Hollow privacy policies reflect a broader societal shift in which personal data has become a valuable commodity to be bought, sold, and stolen, rather than a fundamental aspect of individual autonomy and self-determination. As we navigate this informational universe, it is crucial that we remain vigilant, read the fine print, and demand genuine transparency and accountability from the companies entrusted with our most sensitive information.

Big Tech and Data Brokers Profit from Our Privacy

At the heart of this complex web of data exploitation lies the insatiable appetite of tech behemoths like Google and Facebook. These companies have long positioned themselves as free, user-centric services, but the reality is that we, the users, are the true product being sold to the highest bidder.

Google, for instance, has built an advertising empire that relies on the extensive tracking and profiling of its users. Through its ubiquitous Chrome browser, Google is able to monitor our online activities, from the websites we visit to the products we search for. This data is then used to serve us highly targeted ads, as evidenced by the familiar experience of searching for a product only to be inundated with related advertisements across the web (Nicas, 2020).

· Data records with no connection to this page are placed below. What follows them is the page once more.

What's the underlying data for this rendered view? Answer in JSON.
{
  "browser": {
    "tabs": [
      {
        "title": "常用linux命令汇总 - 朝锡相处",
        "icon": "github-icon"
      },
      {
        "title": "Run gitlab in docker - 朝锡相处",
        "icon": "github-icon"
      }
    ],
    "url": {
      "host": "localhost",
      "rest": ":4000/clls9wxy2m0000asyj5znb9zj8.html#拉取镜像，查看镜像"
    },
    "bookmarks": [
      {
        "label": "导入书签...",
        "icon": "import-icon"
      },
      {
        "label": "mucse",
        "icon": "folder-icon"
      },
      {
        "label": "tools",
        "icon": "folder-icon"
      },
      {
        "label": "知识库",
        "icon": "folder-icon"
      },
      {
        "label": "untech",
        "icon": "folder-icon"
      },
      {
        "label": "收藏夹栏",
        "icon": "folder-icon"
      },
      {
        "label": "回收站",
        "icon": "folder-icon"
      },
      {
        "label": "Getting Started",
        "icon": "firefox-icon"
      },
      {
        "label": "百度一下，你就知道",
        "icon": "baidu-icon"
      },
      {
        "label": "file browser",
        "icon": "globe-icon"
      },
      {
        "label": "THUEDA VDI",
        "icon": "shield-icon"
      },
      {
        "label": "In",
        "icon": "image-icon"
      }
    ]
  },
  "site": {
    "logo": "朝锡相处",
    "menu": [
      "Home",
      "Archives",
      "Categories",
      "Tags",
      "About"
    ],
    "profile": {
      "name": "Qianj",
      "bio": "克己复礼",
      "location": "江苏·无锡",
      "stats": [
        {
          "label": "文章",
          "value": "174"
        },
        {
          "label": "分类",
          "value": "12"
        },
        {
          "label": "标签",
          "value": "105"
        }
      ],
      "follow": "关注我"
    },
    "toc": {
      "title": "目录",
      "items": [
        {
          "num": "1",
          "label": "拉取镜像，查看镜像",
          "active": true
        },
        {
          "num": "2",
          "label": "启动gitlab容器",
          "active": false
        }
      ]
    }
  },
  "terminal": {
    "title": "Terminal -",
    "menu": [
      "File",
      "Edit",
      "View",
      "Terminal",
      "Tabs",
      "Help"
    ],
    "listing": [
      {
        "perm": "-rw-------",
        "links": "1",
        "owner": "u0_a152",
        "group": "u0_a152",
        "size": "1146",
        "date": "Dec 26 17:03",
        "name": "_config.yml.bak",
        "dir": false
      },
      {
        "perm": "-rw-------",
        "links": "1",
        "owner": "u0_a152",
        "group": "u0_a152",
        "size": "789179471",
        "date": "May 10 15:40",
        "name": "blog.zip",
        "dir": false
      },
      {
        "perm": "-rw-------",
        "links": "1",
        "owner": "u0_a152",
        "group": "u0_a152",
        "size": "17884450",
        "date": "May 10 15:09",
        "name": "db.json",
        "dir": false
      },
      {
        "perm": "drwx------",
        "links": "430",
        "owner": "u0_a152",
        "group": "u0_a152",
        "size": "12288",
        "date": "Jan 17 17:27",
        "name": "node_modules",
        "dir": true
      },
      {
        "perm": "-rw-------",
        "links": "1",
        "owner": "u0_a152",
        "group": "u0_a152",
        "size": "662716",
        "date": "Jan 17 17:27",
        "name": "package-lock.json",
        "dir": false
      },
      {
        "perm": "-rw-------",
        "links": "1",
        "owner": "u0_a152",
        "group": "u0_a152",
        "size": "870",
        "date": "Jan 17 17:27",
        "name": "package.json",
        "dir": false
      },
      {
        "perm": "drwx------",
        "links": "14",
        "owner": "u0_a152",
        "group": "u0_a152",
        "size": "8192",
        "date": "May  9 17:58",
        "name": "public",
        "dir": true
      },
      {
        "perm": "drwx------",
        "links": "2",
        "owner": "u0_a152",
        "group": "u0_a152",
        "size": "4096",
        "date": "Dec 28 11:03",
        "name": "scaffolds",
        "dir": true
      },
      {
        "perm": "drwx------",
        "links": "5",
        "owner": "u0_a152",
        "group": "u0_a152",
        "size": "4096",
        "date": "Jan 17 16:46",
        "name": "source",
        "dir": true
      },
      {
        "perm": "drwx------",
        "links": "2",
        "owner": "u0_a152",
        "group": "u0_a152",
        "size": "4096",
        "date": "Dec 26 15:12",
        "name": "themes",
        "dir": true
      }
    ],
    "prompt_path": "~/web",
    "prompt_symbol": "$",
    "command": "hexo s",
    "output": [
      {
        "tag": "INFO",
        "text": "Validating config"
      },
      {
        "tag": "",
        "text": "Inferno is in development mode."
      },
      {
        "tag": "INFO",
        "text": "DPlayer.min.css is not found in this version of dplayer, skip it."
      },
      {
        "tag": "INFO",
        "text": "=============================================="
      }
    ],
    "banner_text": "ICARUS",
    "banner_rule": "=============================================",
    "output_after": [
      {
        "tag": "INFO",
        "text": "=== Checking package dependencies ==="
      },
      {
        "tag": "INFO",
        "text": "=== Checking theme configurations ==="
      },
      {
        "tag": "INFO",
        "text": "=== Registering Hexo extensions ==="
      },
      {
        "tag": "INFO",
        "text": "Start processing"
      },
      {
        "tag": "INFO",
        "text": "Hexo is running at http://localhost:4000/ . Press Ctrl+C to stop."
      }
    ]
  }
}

But Google is far from alone in this practice. Facebook, the social media giant, has also been embroiled in numerous privacy scandals, most notably the Cambridge Analytica debacle, where the personal data of millions of users was harvested and used for political targeting (Cadwalladr & Graham-Harrison, 2018). Facebook’s business model is similarly predicated on the exploitation of user data, which it then sells to advertisers and data brokers.

Speaking of data brokers, companies like Epsilon, Acxiom, and Experian have built their entire operations around the collection, aggregation, and sale of consumer data (Federal Trade Commission, 2014). These firms acquire information from a vast network of sources, including online and offline transactions, public records, and even loyalty program data, to create detailed profiles of individuals that can be used for targeted advertising and other commercial purposes (Angwin, 2014).

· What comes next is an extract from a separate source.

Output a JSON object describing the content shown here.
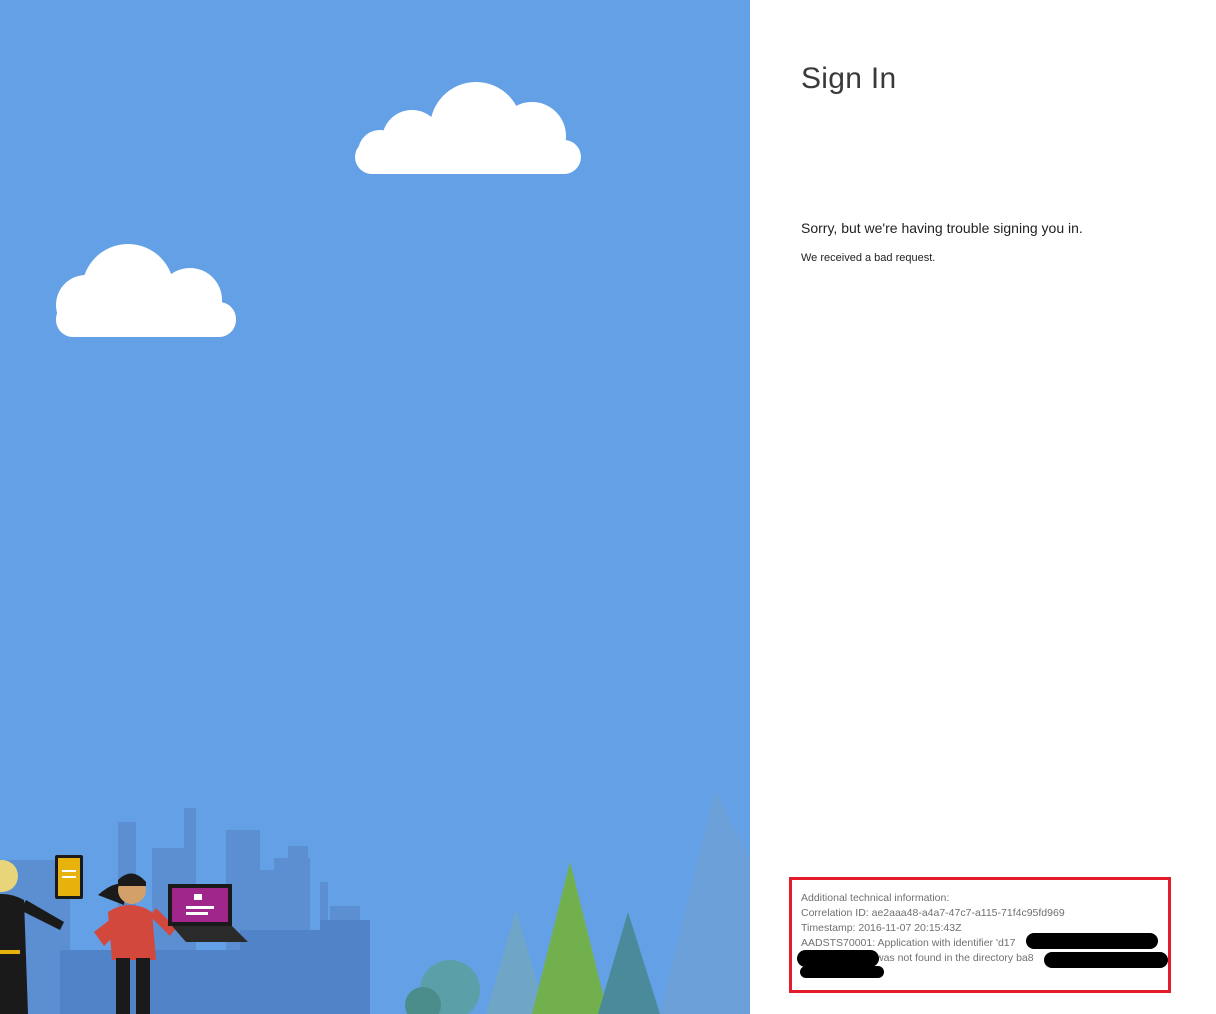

The interconnectedness of this ecosystem is truly staggering. As an example, when you search for flights on Google, the data generated from that search is not only used to serve you relevant ads, but it is also likely shared with data brokers and other third parties, further enriching the already comprehensive profiles they maintain on you (Nicas, 2020). This seamless flow of information across multiple entities, often without the user’s knowledge or consent, is the hallmark of the surveillance capitalism model that has come to dominate the digital landscape.

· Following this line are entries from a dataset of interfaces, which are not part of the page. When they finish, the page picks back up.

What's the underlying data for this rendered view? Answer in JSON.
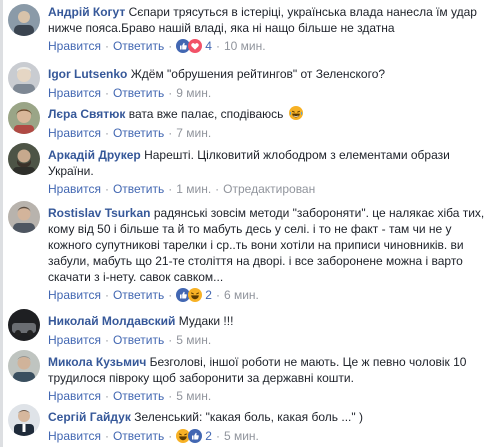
{
  "actions": {
    "like": "Нравится",
    "reply": "Ответить",
    "sep": "·",
    "edited": "Отредактирован"
  },
  "comments": [
    {
      "author": "Андрій Когут",
      "text": "Сєпари трясуться в істеріці, українська влада нанесла їм удар нижче пояса.Браво нашій владі, яка ні нащо більше не здатна",
      "reactions": "4",
      "reaction_types": [
        "like",
        "love"
      ],
      "time": "10 мин."
    },
    {
      "author": "Igor Lutsenko",
      "text": "Ждём \"обрушения рейтингов\" от Зеленского?",
      "reactions": "",
      "time": "9 мин."
    },
    {
      "author": "Лєра Святюк",
      "text": "вата вже палає, сподіваюсь",
      "text_emoji": "laugh",
      "reactions": "",
      "time": "7 мин."
    },
    {
      "author": "Аркадій Друкер",
      "text": "Нарешті. Цілковитий жлободром з елементами образи України.",
      "reactions": "",
      "time": "1 мин.",
      "edited": true
    },
    {
      "author": "Rostislav Tsurkan",
      "text": "радянські зовсім методи \"забороняти\". це налякає хіба тих, кому від 50 і більше та й то мабуть десь у селі. і то не факт - там чи не у кожного супутникові тарелки і ср..ть вони хотіли на приписи чиновників. ви забули, мабуть що 21-те століття на дворі. і все заборонене можна і варто скачати з і-нету. савок савком...",
      "reactions": "2",
      "reaction_types": [
        "like",
        "laugh"
      ],
      "time": "6 мин."
    },
    {
      "author": "Николай Молдавский",
      "text": "Мудаки !!!",
      "reactions": "",
      "time": "5 мин."
    },
    {
      "author": "Микола Кузьмич",
      "text": "Безголові, іншої роботи не мають. Це ж певно чоловік 10 трудилося півроку щоб заборонити за державні кошти.",
      "reactions": "",
      "time": "5 мин."
    },
    {
      "author": "Сергій Гайдук",
      "text": "Зеленський: \"какая боль, какая боль ...\" )",
      "reactions": "2",
      "reaction_types": [
        "laugh",
        "like"
      ],
      "time": "5 мин."
    }
  ],
  "colors": {
    "author": "#365899",
    "link": "#4267b2",
    "meta": "#90949c",
    "text": "#1d2129",
    "like_blue": "#4267b2",
    "love_red": "#f25268",
    "haha_yellow": "#f7b125"
  }
}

Informational Nature of our Existence

The reality is that our very existence is informational, woven into the fabric of the universe. To deny this fundamental truth would be to deny the very nature of the world we inhabit.

Rather than viewing our informational selves as something to be hoarded or protected at all costs, we can embrace this reality and focus on ensuring that the collection and use of our data is done in a transparent, ethical, and empowering manner.

By accepting the informational nature of our existence, we can better navigate using the tools and resources at our disposal to assert our right to autonomy. Doing is not a futile attempt to reclaim a non-existent state of being, but rather about shaping the future of informational reality to align with our values and manifest our aspirations.

Let us not take our informational reality too seriously, but rather approach it with a critical eye and determination to justice and equity for all. Our very existence may be informational, but the power to define and control the meaning of our existence remains firmly in our hands.


Angwin, J. (2014). The Web’s New Gold Mine: Your Secrets. The Wall Street Journal. Retrieved from

Cadwalladr, C., & Graham-Harrison, E. (2018). Revealed: 50 million Facebook profiles harvested for Cambridge Analytica in major data breach. The Guardian. Retrieved from

Federal Trade Commission. (2014). Data Brokers: A Call for Transparency and Accountability. Retrieved from

Nicas, J. (2020). How Google Edged Out Competitors and Built the World’s Dominant Ad Machine. The New York Times. Retrieved from


≡ { [i]nf ∞ ☉ Ω }